MERIN: How do you as the author appear in this film--I know you’ve voiced the narration, but where is, what is the Alex Gibney signature?
GIBNEY: Well, sometimes the author is--well, I’m not in my films like Michael Moore or Morgan Spurlock are in their films. We tried that a couple of times, and it’s always been an embarrassing failure. In Taxi, you see me a couple of times in Guantanamo, but in an incidental way. You know, there are certain stylistic things that I do, and certain ways I have of telling a story--that‘s me.
MERIN: How would you define those?
GIBNEY: I don’t know. Um, you know, part of it is that I’m very much intrigued by the idea of detective stories. I like detective stories. And Enron, in it’s way, is a detective story, and I think, Taxi to the Dark Side, too, is a detective story. So is my next film--about Hunter S. Thompson. That seems like a good mode because it’s a way of asking questions--sometimes basic, fundamental questions, but you keep asking those fundamental questions and they show you a path that you follow. First of all, the path is interesting to walk along. But then the idea that you’re moving ever more slowly to bigger and bigger and bigger crimes, that’s interesting, too. ‘Cause I always like--the other thing that unifies my stories is I tend to be--there are a lot of documentaries that tell about victims. Now, Dilawar is a victim, a pure victim. But most of the people who are in this film are perps. They’re not victims. Same thing with Enron. So, in these films about corruption, I tend to be more interested in the perps. And then there are certain other stylistic things I tend to like. You know, I borrow techniques from other filmmakers…
MERIN: Like what?

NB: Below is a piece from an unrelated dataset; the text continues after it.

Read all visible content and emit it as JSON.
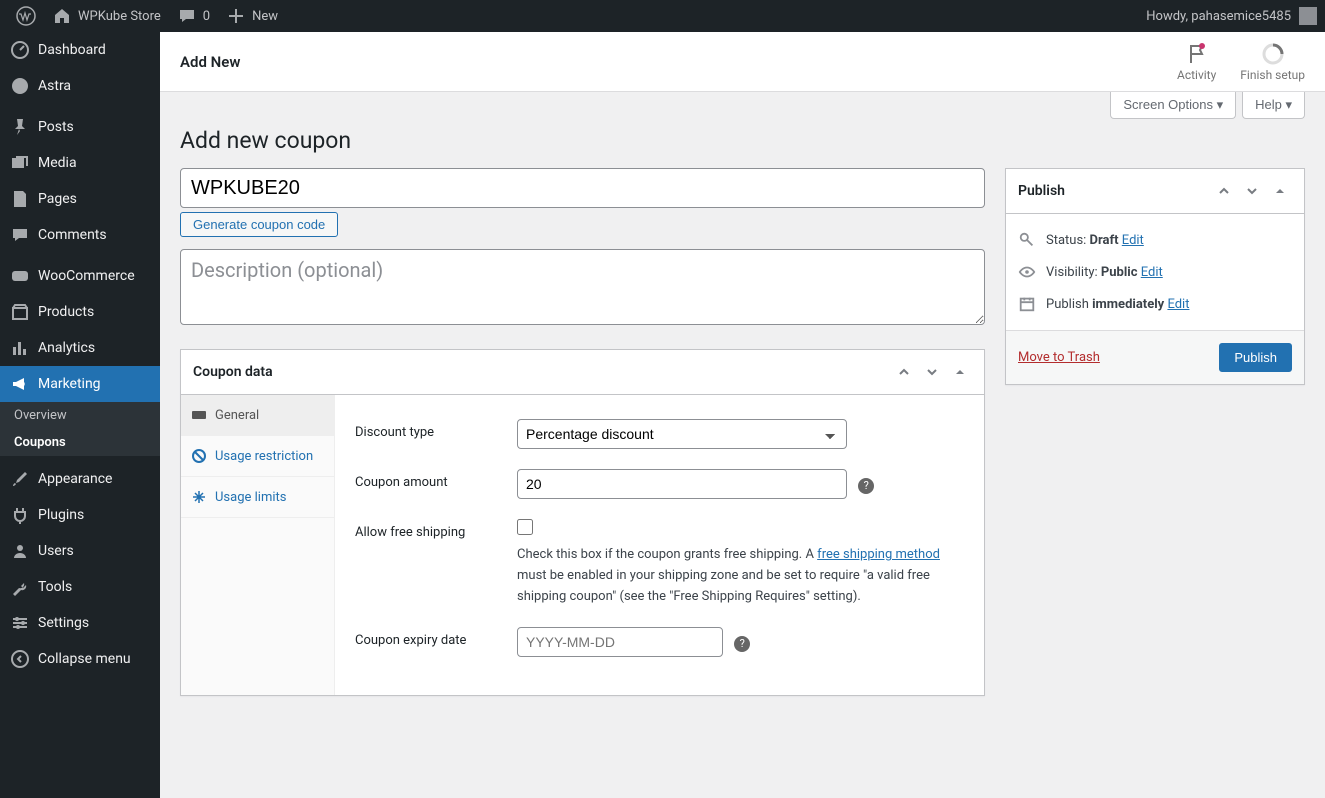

GIBNEY: Well, I don’t know whether I’d call it techniques, but I like to think of sequences in my films as I would think of sequences in a narrative movie: the taxi moving sinuously through the landscape, as it does during the film’s title sequence. That, to me, is…telling a visual story. A compressed visual story. The way that we went at the Mohammad al-Qahtani sequence, too--there’s a lot of different styles in the film. The way they’re put together, I like to think of them as different textures. You know, each section has a little different texture--and that distinguishes from other sections. So, so you’re there, in that section, and then you’re finished with that texture and you move on to the next. That’s what keeps an audience refreshed. So, in other words, I mean to say that sometimes I approach things not as ‘let’s record it’ and put it together. But I think about how might we shoot this more effectively to tell the story.

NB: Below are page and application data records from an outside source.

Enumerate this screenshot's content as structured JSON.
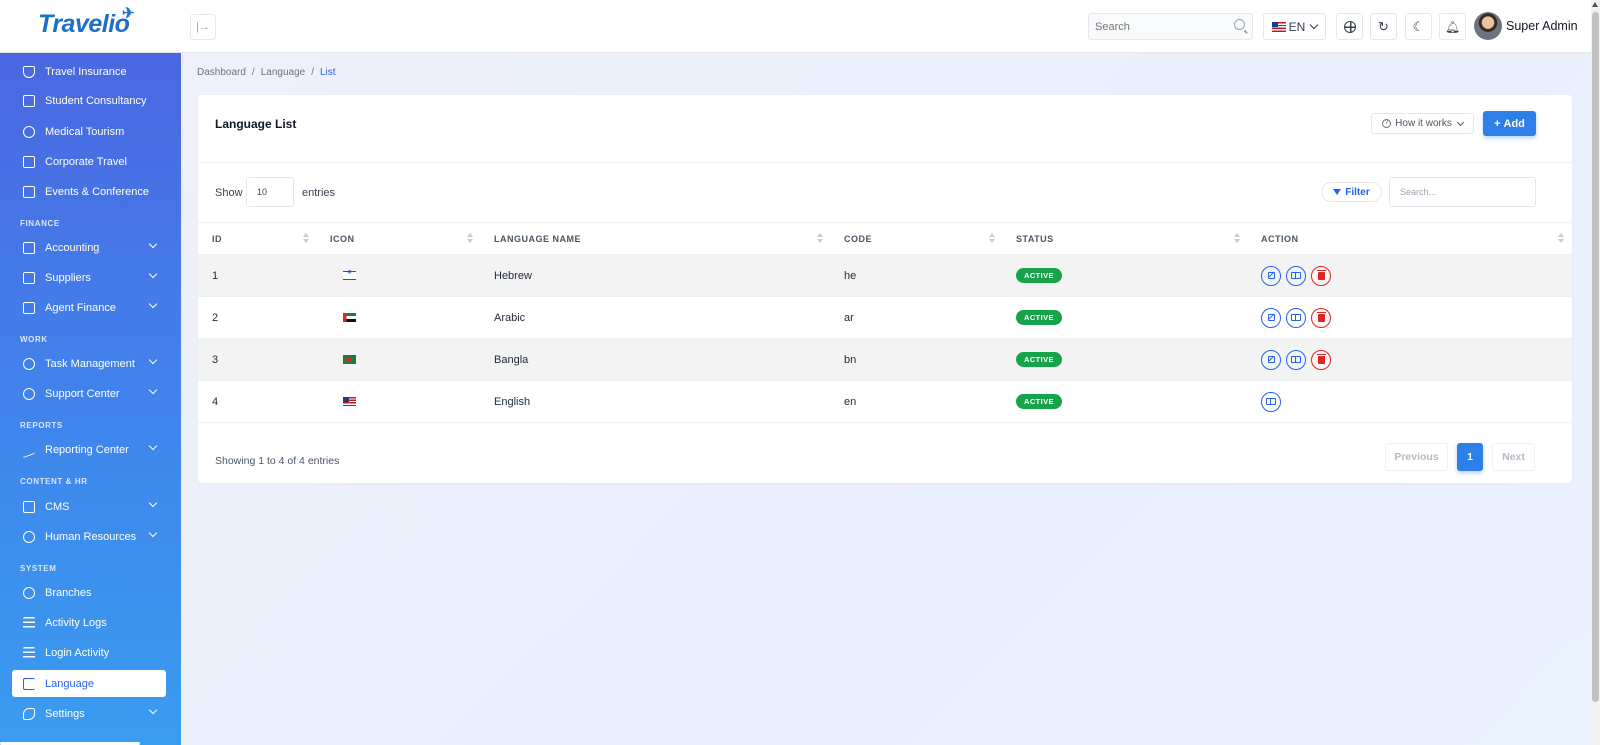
{
  "header": {
    "logo_text": "Travelio",
    "search_placeholder": "Search",
    "language_code": "EN",
    "user_name": "Super Admin"
  },
  "sidebar": {
    "items": [
      {
        "label": "Travel Insurance",
        "icon": "shield-icon"
      },
      {
        "label": "Student Consultancy",
        "icon": "graduation-cap-icon"
      },
      {
        "label": "Medical Tourism",
        "icon": "heart-icon"
      },
      {
        "label": "Corporate Travel",
        "icon": "briefcase-icon"
      },
      {
        "label": "Events & Conference",
        "icon": "calendar-icon"
      },
      {
        "label": "Accounting",
        "icon": "calculator-icon"
      },
      {
        "label": "Suppliers",
        "icon": "briefcase-icon"
      },
      {
        "label": "Agent Finance",
        "icon": "folder-icon"
      },
      {
        "label": "Task Management",
        "icon": "check-circle-icon"
      },
      {
        "label": "Support Center",
        "icon": "lifebuoy-icon"
      },
      {
        "label": "Reporting Center",
        "icon": "trend-line-icon"
      },
      {
        "label": "CMS",
        "icon": "monitor-icon"
      },
      {
        "label": "Human Resources",
        "icon": "users-icon"
      },
      {
        "label": "Branches",
        "icon": "map-pin-icon"
      },
      {
        "label": "Activity Logs",
        "icon": "list-icon"
      },
      {
        "label": "Login Activity",
        "icon": "list-icon"
      },
      {
        "label": "Language",
        "icon": "flag-icon"
      },
      {
        "label": "Settings",
        "icon": "wrench-icon"
      }
    ],
    "sections": {
      "finance": "FINANCE",
      "work": "WORK",
      "reports": "REPORTS",
      "content_hr": "CONTENT & HR",
      "system": "SYSTEM"
    }
  },
  "breadcrumb": {
    "items": [
      "Dashboard",
      "Language",
      "List"
    ],
    "separator": "/"
  },
  "card": {
    "title": "Language List",
    "how_it_works": "How it works",
    "add_label": "Add",
    "show_label": "Show",
    "page_size": "10",
    "entries_label": "entries",
    "filter_label": "Filter",
    "search_placeholder": "Search..."
  },
  "table": {
    "columns": [
      "ID",
      "ICON",
      "LANGUAGE NAME",
      "CODE",
      "STATUS",
      "ACTION"
    ],
    "rows": [
      {
        "id": "1",
        "flag": "israel-flag",
        "name": "Hebrew",
        "code": "he",
        "status": "ACTIVE"
      },
      {
        "id": "2",
        "flag": "uae-flag",
        "name": "Arabic",
        "code": "ar",
        "status": "ACTIVE"
      },
      {
        "id": "3",
        "flag": "bangladesh-flag",
        "name": "Bangla",
        "code": "bn",
        "status": "ACTIVE"
      },
      {
        "id": "4",
        "flag": "us-flag",
        "name": "English",
        "code": "en",
        "status": "ACTIVE"
      }
    ]
  },
  "pagination": {
    "summary": "Showing 1 to 4 of 4 entries",
    "previous": "Previous",
    "current_page": "1",
    "next": "Next"
  },
  "colors": {
    "primary": "#2f7fe8",
    "sidebar_top": "#4b67e0",
    "sidebar_bottom": "#3a9cf0",
    "status_active": "#16a34a",
    "delete": "#dc2626"
  }
}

MERIN: The cinematography in your films is phenomenal. It’s gorgeous and serves as a very strong directive for the audience.

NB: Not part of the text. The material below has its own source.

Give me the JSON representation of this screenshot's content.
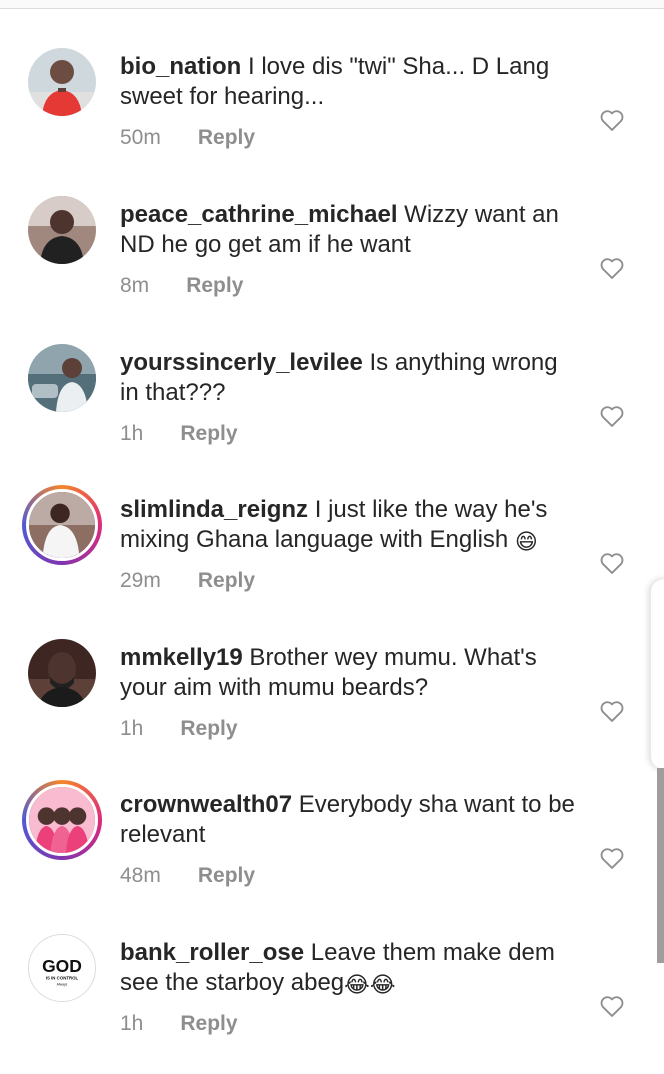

GIBNEY: Well, I’m an editor--and I actually see the camera as my weakness. But I surround myself with pretty good photographers who have good eyes. And I have a good sense of story, so I’m able to say what this or that sequence means, and together we find a good way to visualize it. Like we used a scheme for the Bagram interrogator interviews, we photographed them in a way that would put us in that place, even though we were shooting the interviews elsewhere. That turned out to be terribly important in terms of creating a mood and also a sense of place, a visceral sense of place for the viewer--it’s part of what makes the story.